Copy every line of the records below where the word "title" occurs.
^^^^
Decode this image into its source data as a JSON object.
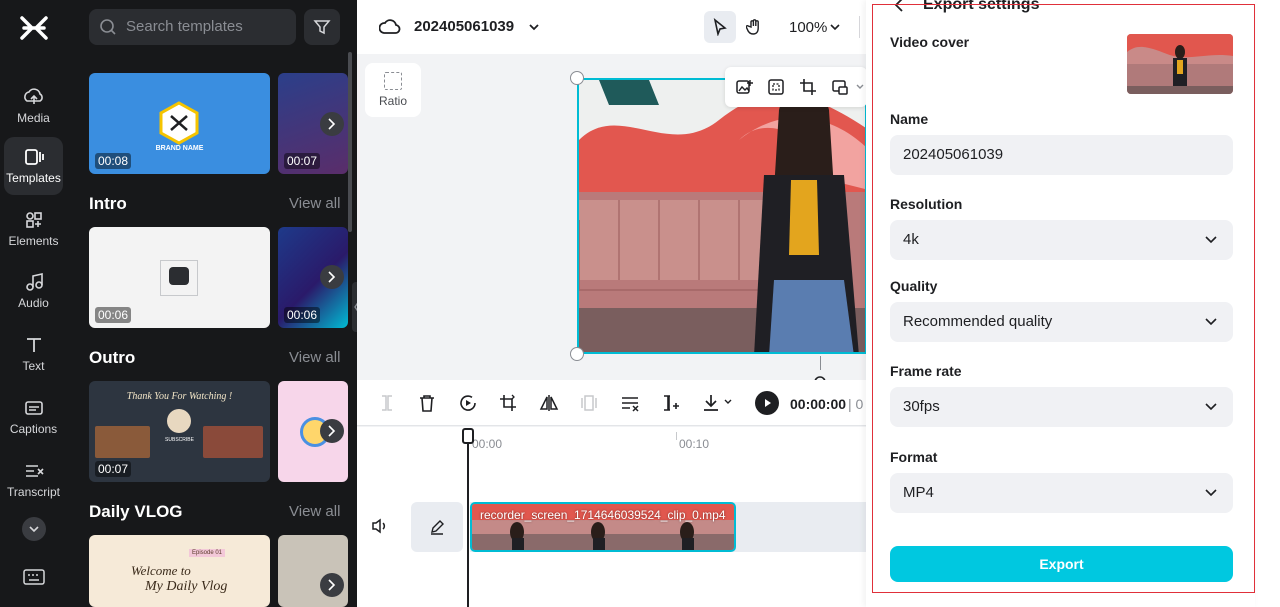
{
  "sidebar": {
    "items": [
      {
        "label": "Media",
        "icon": "media-icon"
      },
      {
        "label": "Templates",
        "icon": "templates-icon"
      },
      {
        "label": "Elements",
        "icon": "elements-icon"
      },
      {
        "label": "Audio",
        "icon": "audio-icon"
      },
      {
        "label": "Text",
        "icon": "text-icon"
      },
      {
        "label": "Captions",
        "icon": "captions-icon"
      },
      {
        "label": "Transcript",
        "icon": "transcript-icon"
      }
    ]
  },
  "templates": {
    "search_placeholder": "Search templates",
    "sections": [
      {
        "title": "Intro",
        "view_all": "View all",
        "durations": [
          "00:06",
          "00:06"
        ]
      },
      {
        "title": "Outro",
        "view_all": "View all",
        "durations": [
          "00:07"
        ]
      },
      {
        "title": "Daily VLOG",
        "view_all": "View all",
        "durations": []
      }
    ],
    "top_durations": [
      "00:08",
      "00:07"
    ],
    "brand_name_text": "BRAND NAME",
    "outro_thumb_text": "Thank You For Watching !",
    "outro_subscribe_text": "SUBSCRIBE",
    "vlog_thumb_text_1": "Welcome to",
    "vlog_thumb_text_2": "My Daily Vlog",
    "vlog_thumb_badge": "Episode 01"
  },
  "topbar": {
    "project_name": "202405061039",
    "zoom": "100%"
  },
  "canvas": {
    "ratio_label": "Ratio"
  },
  "timeline": {
    "time_current": "00:00:00",
    "time_sep": "| 0",
    "ticks": [
      "00:00",
      "00:10"
    ],
    "clip_label": "recorder_screen_1714646039524_clip_0.mp4"
  },
  "export_panel": {
    "title": "Export settings",
    "video_cover_label": "Video cover",
    "name_label": "Name",
    "name_value": "202405061039",
    "resolution_label": "Resolution",
    "resolution_value": "4k",
    "quality_label": "Quality",
    "quality_value": "Recommended quality",
    "frame_rate_label": "Frame rate",
    "frame_rate_value": "30fps",
    "format_label": "Format",
    "format_value": "MP4",
    "export_button": "Export"
  },
  "colors": {
    "accent": "#00c8e0",
    "selection": "#00bcd4",
    "highlight_outline": "#e0303a",
    "dark_bg": "#17181a"
  }
}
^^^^
__Exercise output__:
        "title": "Intro",
        "title": "Outro",
        "title": "Daily VLOG",
    "title": "Export settings",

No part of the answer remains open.